_Exercise details_: Go through the data below and gather each line containing "true".

_Dataset rows describing interfaces_:
□ □ □ □ □

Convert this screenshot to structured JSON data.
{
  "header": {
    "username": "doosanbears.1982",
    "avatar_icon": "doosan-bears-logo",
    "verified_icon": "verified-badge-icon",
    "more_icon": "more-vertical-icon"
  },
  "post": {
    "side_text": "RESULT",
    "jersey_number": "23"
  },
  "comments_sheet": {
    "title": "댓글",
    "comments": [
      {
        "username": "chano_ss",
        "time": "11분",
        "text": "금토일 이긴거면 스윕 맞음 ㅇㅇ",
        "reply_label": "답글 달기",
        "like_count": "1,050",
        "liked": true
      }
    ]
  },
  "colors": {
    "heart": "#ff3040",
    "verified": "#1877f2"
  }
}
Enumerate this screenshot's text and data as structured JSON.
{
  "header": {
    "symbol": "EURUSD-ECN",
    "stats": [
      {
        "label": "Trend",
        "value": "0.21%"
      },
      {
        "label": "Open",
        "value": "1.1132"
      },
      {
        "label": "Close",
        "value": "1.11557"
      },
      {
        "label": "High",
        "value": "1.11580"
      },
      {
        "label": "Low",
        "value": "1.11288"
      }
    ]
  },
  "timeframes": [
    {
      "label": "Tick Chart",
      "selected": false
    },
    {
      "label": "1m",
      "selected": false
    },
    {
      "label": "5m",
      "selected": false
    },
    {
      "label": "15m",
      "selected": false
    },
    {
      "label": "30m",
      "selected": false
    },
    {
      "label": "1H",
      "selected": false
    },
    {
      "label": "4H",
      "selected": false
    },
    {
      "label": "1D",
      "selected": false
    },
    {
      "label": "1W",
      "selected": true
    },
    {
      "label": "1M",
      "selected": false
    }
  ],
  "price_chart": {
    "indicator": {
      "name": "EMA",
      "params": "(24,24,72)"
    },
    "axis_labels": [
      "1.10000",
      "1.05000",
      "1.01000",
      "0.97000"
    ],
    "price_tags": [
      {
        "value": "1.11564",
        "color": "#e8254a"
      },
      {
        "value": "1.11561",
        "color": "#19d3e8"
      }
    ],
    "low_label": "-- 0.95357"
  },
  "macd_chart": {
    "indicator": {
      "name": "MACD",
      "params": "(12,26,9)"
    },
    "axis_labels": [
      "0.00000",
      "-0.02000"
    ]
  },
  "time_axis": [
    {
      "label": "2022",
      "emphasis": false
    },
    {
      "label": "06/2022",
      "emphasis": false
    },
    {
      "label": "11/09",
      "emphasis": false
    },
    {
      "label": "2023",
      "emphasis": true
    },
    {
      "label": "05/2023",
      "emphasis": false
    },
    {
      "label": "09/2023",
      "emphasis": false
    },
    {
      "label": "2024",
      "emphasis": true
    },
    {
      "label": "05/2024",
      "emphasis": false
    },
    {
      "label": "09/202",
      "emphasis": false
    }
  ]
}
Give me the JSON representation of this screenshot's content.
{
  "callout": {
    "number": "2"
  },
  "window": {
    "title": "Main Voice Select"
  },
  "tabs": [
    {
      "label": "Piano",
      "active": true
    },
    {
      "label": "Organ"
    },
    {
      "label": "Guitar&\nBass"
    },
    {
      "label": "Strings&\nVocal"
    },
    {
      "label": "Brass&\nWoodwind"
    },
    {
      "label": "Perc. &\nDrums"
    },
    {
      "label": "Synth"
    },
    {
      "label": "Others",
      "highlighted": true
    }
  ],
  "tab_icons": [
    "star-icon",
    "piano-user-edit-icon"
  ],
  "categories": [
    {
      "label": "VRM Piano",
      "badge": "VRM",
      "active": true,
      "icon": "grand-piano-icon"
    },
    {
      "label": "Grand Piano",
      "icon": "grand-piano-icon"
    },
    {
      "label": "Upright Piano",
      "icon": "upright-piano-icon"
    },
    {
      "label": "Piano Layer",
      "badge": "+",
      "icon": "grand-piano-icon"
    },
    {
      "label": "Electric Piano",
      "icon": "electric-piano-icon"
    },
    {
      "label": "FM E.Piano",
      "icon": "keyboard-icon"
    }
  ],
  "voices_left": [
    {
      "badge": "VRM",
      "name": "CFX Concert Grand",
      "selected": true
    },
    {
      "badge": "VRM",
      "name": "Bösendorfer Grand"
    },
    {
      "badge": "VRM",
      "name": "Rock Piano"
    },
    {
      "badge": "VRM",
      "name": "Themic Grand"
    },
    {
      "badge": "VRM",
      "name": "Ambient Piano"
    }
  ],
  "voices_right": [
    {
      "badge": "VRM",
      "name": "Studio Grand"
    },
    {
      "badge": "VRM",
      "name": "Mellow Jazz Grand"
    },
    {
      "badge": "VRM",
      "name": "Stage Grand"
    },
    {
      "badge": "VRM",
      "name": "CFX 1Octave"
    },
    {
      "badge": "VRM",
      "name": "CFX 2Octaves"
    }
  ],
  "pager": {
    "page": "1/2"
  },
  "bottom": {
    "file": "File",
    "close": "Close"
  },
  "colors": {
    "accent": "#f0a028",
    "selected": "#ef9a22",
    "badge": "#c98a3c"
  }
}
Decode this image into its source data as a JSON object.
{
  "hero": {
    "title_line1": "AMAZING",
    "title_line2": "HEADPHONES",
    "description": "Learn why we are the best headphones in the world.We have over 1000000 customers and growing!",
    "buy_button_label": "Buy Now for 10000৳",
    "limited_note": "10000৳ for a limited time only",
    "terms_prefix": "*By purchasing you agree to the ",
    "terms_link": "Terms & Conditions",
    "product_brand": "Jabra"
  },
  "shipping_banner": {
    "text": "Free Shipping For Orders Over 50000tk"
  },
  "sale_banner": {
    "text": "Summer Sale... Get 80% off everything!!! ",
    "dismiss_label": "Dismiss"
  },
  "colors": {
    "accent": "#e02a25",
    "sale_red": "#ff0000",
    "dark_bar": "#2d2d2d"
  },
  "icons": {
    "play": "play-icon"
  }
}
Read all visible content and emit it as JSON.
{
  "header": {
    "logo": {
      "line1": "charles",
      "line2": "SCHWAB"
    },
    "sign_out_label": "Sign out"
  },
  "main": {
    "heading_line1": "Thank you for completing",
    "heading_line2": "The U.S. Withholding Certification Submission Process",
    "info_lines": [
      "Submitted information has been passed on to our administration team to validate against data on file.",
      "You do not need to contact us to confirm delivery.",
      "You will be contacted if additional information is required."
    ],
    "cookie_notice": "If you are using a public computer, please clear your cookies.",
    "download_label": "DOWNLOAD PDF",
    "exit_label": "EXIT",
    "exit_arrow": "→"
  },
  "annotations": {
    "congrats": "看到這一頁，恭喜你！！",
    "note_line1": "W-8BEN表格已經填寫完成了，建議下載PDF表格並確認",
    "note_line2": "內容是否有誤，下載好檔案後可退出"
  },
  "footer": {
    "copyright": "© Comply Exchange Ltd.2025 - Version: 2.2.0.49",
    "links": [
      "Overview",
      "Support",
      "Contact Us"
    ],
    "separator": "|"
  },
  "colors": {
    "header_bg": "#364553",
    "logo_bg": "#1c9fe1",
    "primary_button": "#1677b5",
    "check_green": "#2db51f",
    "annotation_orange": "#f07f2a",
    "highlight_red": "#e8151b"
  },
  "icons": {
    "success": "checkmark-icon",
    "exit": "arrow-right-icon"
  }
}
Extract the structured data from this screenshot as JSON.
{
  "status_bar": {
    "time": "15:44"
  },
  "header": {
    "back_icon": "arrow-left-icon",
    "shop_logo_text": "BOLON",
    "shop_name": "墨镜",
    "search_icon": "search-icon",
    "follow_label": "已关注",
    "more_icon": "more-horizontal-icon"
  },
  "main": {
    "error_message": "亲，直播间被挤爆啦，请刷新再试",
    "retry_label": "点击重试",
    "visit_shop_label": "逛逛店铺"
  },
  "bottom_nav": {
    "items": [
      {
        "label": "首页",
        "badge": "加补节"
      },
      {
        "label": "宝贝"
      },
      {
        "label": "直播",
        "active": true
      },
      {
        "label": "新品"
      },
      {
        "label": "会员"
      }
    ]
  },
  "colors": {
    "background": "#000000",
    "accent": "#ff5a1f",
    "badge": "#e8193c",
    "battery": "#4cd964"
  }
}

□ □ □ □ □

_Result of this task_:
        "liked": true
      "selected": true
      "emphasis": true
      "emphasis": true
      "active": true
      "highlighted": true
      "active": true,
      "selected": true
        "active": true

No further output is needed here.